> _Work item_
From the first line to the last, set down the material exactly and drop every picture.

##### Available data

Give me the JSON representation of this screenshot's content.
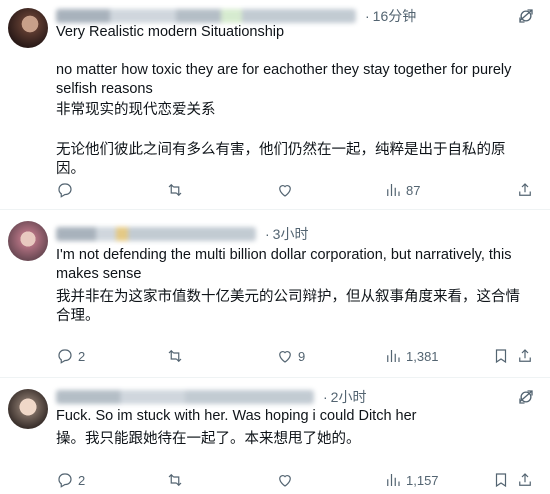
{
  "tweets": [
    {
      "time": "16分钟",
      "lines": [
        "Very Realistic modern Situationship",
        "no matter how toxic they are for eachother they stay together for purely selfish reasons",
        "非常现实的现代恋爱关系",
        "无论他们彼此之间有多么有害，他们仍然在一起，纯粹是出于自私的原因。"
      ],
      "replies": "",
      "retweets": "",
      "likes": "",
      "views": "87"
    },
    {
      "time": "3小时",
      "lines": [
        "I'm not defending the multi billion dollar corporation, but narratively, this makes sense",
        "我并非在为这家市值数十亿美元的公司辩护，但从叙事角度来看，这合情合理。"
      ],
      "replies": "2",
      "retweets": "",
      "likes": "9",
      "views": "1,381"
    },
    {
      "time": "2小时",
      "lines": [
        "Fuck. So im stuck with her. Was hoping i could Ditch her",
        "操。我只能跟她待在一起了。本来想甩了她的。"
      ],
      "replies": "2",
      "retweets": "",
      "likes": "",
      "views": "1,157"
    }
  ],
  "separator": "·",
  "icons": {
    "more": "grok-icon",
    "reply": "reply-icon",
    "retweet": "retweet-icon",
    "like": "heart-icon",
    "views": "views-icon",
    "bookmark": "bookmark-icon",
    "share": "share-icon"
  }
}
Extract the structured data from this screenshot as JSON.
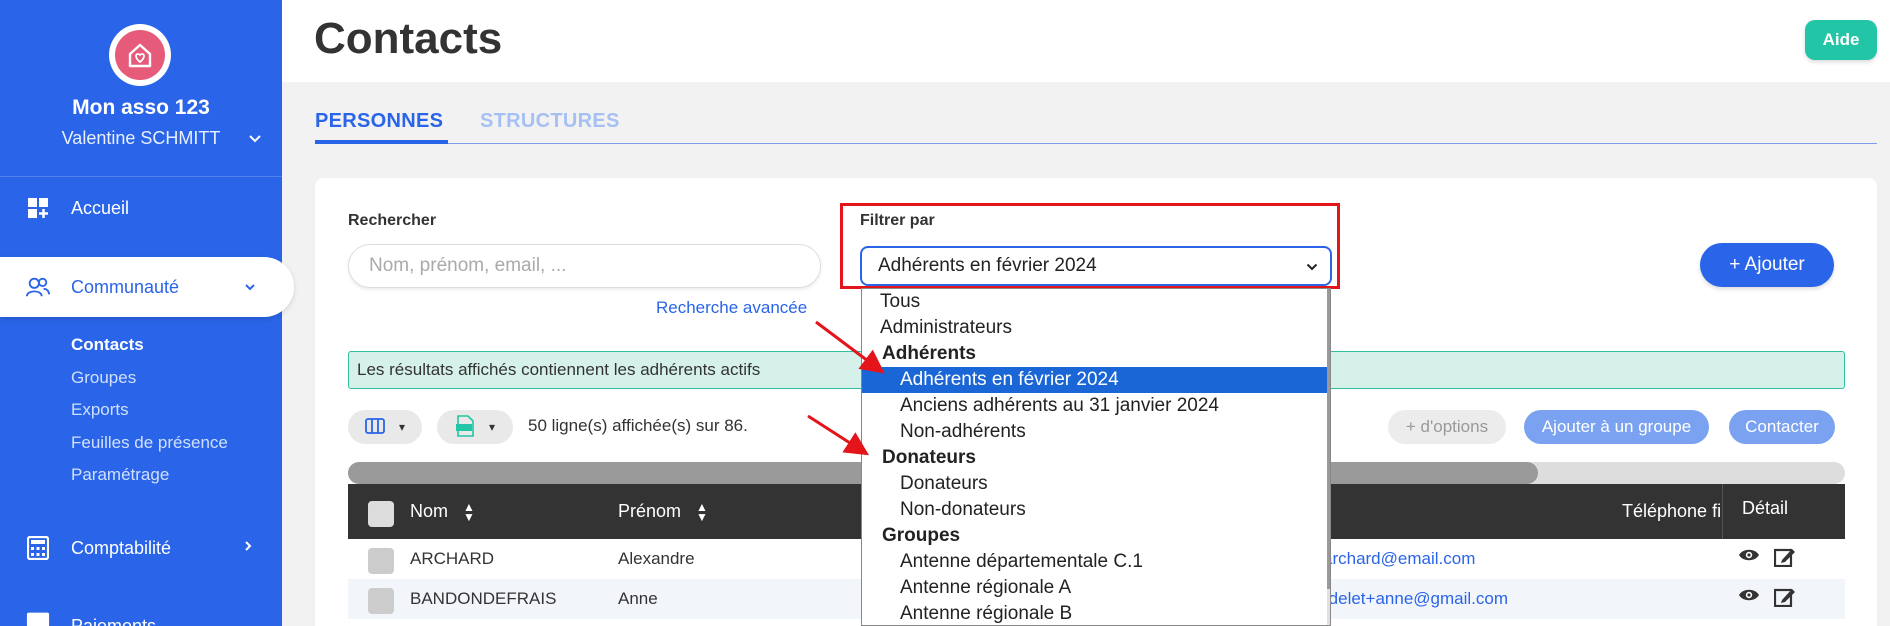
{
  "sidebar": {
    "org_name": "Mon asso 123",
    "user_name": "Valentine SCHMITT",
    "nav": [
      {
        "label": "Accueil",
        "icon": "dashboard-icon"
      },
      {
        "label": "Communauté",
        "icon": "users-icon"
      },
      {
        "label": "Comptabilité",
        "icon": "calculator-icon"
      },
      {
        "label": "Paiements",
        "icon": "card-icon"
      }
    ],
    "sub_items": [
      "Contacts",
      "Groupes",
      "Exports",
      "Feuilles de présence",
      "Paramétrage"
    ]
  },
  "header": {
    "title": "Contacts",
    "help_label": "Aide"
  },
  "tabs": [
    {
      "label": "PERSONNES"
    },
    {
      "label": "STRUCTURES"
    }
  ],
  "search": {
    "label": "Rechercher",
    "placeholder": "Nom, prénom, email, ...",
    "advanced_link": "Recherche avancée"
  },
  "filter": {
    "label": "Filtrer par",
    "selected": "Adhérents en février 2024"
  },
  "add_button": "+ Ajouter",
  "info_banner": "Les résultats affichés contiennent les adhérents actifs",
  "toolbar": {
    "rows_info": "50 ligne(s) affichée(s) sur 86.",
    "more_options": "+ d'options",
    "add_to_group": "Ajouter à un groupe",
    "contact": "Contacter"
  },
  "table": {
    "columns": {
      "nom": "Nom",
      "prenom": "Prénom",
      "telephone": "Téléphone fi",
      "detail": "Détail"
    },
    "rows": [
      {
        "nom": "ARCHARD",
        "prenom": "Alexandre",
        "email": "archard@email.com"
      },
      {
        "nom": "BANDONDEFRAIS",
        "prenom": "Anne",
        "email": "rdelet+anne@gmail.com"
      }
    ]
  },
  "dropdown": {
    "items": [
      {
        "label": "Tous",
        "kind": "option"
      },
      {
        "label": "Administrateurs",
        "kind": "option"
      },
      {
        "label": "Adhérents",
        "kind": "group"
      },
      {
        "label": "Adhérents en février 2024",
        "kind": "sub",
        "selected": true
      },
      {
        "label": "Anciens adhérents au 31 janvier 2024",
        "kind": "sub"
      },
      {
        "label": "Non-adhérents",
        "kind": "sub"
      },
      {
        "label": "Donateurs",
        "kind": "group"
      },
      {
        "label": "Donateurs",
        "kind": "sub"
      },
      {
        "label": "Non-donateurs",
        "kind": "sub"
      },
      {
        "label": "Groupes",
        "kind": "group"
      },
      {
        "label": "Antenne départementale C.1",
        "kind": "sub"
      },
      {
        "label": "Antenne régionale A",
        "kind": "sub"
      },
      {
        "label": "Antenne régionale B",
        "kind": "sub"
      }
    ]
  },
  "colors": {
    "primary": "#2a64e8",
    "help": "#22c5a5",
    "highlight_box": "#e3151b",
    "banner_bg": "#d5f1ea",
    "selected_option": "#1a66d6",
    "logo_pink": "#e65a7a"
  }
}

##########

> _Result for this exercise_
Give me the JSON representation of this screenshot's content.
{
  "tweets": [
    {
      "time": "16分钟",
      "lines": [
        "Very Realistic modern Situationship",
        "no matter how toxic they are for eachother they stay together for purely selfish reasons",
        "非常现实的现代恋爱关系",
        "无论他们彼此之间有多么有害，他们仍然在一起，纯粹是出于自私的原因。"
      ],
      "replies": "",
      "retweets": "",
      "likes": "",
      "views": "87"
    },
    {
      "time": "3小时",
      "lines": [
        "I'm not defending the multi billion dollar corporation, but narratively, this makes sense",
        "我并非在为这家市值数十亿美元的公司辩护，但从叙事角度来看，这合情合理。"
      ],
      "replies": "2",
      "retweets": "",
      "likes": "9",
      "views": "1,381"
    },
    {
      "time": "2小时",
      "lines": [
        "Fuck. So im stuck with her. Was hoping i could Ditch her",
        "操。我只能跟她待在一起了。本来想甩了她的。"
      ],
      "replies": "2",
      "retweets": "",
      "likes": "",
      "views": "1,157"
    }
  ],
  "separator": "·",
  "icons": {
    "more": "grok-icon",
    "reply": "reply-icon",
    "retweet": "retweet-icon",
    "like": "heart-icon",
    "views": "views-icon",
    "bookmark": "bookmark-icon",
    "share": "share-icon"
  }
}
Extract the structured data from this screenshot as JSON.
{
  "sidebar": {
    "org_name": "Mon asso 123",
    "user_name": "Valentine SCHMITT",
    "nav": [
      {
        "label": "Accueil",
        "icon": "dashboard-icon"
      },
      {
        "label": "Communauté",
        "icon": "users-icon"
      },
      {
        "label": "Comptabilité",
        "icon": "calculator-icon"
      },
      {
        "label": "Paiements",
        "icon": "card-icon"
      }
    ],
    "sub_items": [
      "Contacts",
      "Groupes",
      "Exports",
      "Feuilles de présence",
      "Paramétrage"
    ]
  },
  "header": {
    "title": "Contacts",
    "help_label": "Aide"
  },
  "tabs": [
    {
      "label": "PERSONNES"
    },
    {
      "label": "STRUCTURES"
    }
  ],
  "search": {
    "label": "Rechercher",
    "placeholder": "Nom, prénom, email, ...",
    "advanced_link": "Recherche avancée"
  },
  "filter": {
    "label": "Filtrer par",
    "selected": "Adhérents en février 2024"
  },
  "add_button": "+ Ajouter",
  "info_banner": "Les résultats affichés contiennent les adhérents actifs",
  "toolbar": {
    "rows_info": "50 ligne(s) affichée(s) sur 86.",
    "more_options": "+ d'options",
    "add_to_group": "Ajouter à un groupe",
    "contact": "Contacter"
  },
  "table": {
    "columns": {
      "nom": "Nom",
      "prenom": "Prénom",
      "telephone": "Téléphone fi",
      "detail": "Détail"
    },
    "rows": [
      {
        "nom": "ARCHARD",
        "prenom": "Alexandre",
        "email": "archard@email.com"
      },
      {
        "nom": "BANDONDEFRAIS",
        "prenom": "Anne",
        "email": "rdelet+anne@gmail.com"
      }
    ]
  },
  "dropdown": {
    "items": [
      {
        "label": "Tous",
        "kind": "option"
      },
      {
        "label": "Administrateurs",
        "kind": "option"
      },
      {
        "label": "Adhérents",
        "kind": "group"
      },
      {
        "label": "Adhérents en février 2024",
        "kind": "sub",
        "selected": true
      },
      {
        "label": "Anciens adhérents au 31 janvier 2024",
        "kind": "sub"
      },
      {
        "label": "Non-adhérents",
        "kind": "sub"
      },
      {
        "label": "Donateurs",
        "kind": "group"
      },
      {
        "label": "Donateurs",
        "kind": "sub"
      },
      {
        "label": "Non-donateurs",
        "kind": "sub"
      },
      {
        "label": "Groupes",
        "kind": "group"
      },
      {
        "label": "Antenne départementale C.1",
        "kind": "sub"
      },
      {
        "label": "Antenne régionale A",
        "kind": "sub"
      },
      {
        "label": "Antenne régionale B",
        "kind": "sub"
      }
    ]
  },
  "colors": {
    "primary": "#2a64e8",
    "help": "#22c5a5",
    "highlight_box": "#e3151b",
    "banner_bg": "#d5f1ea",
    "selected_option": "#1a66d6",
    "logo_pink": "#e65a7a"
  }
}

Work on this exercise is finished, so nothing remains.